I am almost willing to give Noone the benefit of the doubt and assume he really was concerned about global catastrophe. But I wonder: if he really felt that the Earth would be destroyed on May 5, 2000, why not give away his book for free so that people could be warned? I can't imagine he thought the royalties he got on the book would be worth much on May 6.

Noone wasn't even the first. In the 1980s astronomer John Gribbin and his coauthor Stephen Plagemann wrote an infamous book entitled The Jupiter Effect, which claimed-again, without the benefit of any math-that the gravity of the planets would affect the Sun, causing more solar activity, causing a change in the Earth's rotation, causing massive earthquakes. This tissue-thin string of suppositions led them to predict very matter-of-factly that Los Angeles would be destroyed in 1982. The book was a runaway best seller.

When, in fact, L.A. was not destroyed as predicted, Gribbin and Plagemann wrote another book called Beyond the Jupiter Effect, making excuses about why things didn't work out quite as they had predicted, and of course they never simply admitted they were wrong. You may not be surprised to find out that this second book was another best seller. It's possible, barely, that the first book was a simple mistake and they honestly believed what they preached. The motivation for the second book perhaps isn't as clear.
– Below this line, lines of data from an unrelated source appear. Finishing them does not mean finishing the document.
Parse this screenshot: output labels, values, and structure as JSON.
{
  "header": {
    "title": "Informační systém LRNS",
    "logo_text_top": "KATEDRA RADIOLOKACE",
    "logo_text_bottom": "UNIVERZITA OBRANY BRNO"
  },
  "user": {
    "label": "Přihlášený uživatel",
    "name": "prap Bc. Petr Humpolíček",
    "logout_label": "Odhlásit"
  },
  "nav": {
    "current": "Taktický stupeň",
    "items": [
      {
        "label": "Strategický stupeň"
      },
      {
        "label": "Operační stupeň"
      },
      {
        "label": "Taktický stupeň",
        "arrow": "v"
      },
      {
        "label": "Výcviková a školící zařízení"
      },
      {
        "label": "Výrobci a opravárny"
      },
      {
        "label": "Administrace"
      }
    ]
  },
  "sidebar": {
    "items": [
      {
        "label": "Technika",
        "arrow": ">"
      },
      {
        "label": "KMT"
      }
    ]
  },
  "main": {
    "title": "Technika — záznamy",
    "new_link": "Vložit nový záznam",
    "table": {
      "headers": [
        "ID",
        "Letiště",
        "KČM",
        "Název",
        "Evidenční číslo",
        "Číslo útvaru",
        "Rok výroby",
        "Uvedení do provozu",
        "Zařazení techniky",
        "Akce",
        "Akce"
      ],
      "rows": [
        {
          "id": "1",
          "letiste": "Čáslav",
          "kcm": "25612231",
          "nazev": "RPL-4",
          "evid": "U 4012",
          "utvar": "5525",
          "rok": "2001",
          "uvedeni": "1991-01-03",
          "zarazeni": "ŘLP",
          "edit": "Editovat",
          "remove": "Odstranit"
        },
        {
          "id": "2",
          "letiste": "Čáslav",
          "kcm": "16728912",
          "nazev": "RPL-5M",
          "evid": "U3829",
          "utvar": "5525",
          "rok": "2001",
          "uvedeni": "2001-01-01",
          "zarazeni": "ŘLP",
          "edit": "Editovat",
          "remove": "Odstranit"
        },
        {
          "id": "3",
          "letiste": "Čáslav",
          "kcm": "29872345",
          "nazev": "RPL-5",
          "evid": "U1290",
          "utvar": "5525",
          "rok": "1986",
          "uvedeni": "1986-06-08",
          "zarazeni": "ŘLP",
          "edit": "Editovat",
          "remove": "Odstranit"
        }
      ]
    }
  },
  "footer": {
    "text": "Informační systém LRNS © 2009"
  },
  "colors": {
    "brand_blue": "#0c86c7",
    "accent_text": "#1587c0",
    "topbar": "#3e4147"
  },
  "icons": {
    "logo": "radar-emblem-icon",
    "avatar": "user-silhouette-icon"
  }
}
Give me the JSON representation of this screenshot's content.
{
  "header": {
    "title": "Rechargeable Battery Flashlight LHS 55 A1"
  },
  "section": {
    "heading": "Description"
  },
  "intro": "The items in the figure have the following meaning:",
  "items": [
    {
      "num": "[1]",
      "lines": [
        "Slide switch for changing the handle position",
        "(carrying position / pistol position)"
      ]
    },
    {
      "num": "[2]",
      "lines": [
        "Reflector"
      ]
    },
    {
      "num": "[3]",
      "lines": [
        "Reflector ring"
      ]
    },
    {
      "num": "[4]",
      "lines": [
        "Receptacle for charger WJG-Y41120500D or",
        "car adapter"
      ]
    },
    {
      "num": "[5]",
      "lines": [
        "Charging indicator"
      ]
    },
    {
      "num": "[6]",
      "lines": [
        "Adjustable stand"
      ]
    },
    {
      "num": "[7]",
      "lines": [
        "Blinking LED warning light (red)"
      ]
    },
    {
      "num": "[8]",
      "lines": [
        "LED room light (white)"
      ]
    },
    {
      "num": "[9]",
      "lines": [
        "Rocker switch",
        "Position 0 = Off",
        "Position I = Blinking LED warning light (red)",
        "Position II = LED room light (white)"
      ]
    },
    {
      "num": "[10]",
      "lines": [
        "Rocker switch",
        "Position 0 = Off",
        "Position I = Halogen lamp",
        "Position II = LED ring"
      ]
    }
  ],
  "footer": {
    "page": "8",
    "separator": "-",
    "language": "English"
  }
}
If Noone and Gribbin were simply misguided, during the May 2000 alignment the "Survival Center" company was far more deliberate. Peddling disaster nonsense, this company had a web site promoting Noone's book as well as equipment to help you survive the oncoming onslaught. On their web site ( survivalcenter/echan eg html), they reported,

Some scientists have already reported a distinct increased wobble to the earth as it begins to respond to the gravitational pull of the alignment … predictions [of the results of the alignment] range from a few earthquakes to major earth crust movement (slippage), polar ice cap movement, sea levels rising 100 to 300 feet or more, huge tidal waves, high winds 500 to 2000 miles per hour, earthquakes so massive that Richter 13 or more could be possible, both coasts of USA under water, magnetic shift and much more.

In 1998, I e-mailed them with this question: "May I ask, who are the people making these predictions? I would appreciate being able to contact them so that I may present my arguments on this issue." They replied, basically informing me that I had my sources and they had theirs. They wouldn't tell me who their sources or what their credentials were. I'm not surprised; backed up by hard science, no one can truthfully claim that the planets can have any sudden and catastrophic effect on the Earth. I would have serious doubts about the Survival Center's expertise in this matter anyway, even if they had revealed their sources. My opinion in situations such as these is, "Beware the science of someone trying to sell you something."

Of course, I'm trying to sell you something as well. But in my case, I'm peddling skepticism. You can go and find this stuff out for yourself if you try hard enough. The math isn't hard, and the conclusions are, well, conclusive.

My only real complaint about this whole alignment businessbesides the vultures preying on people's fears-is that we weren't able to see it. The Sun was in the way, completely overwhelming the relatively feeble light from the planets and our Moon. So, not only were we denied the excitement of impending disaster, but also we couldn't even take a picture of it to show our grandkids! And we'll have to wait until September of 2040 for the next good alignment. At least that one will be visible at night.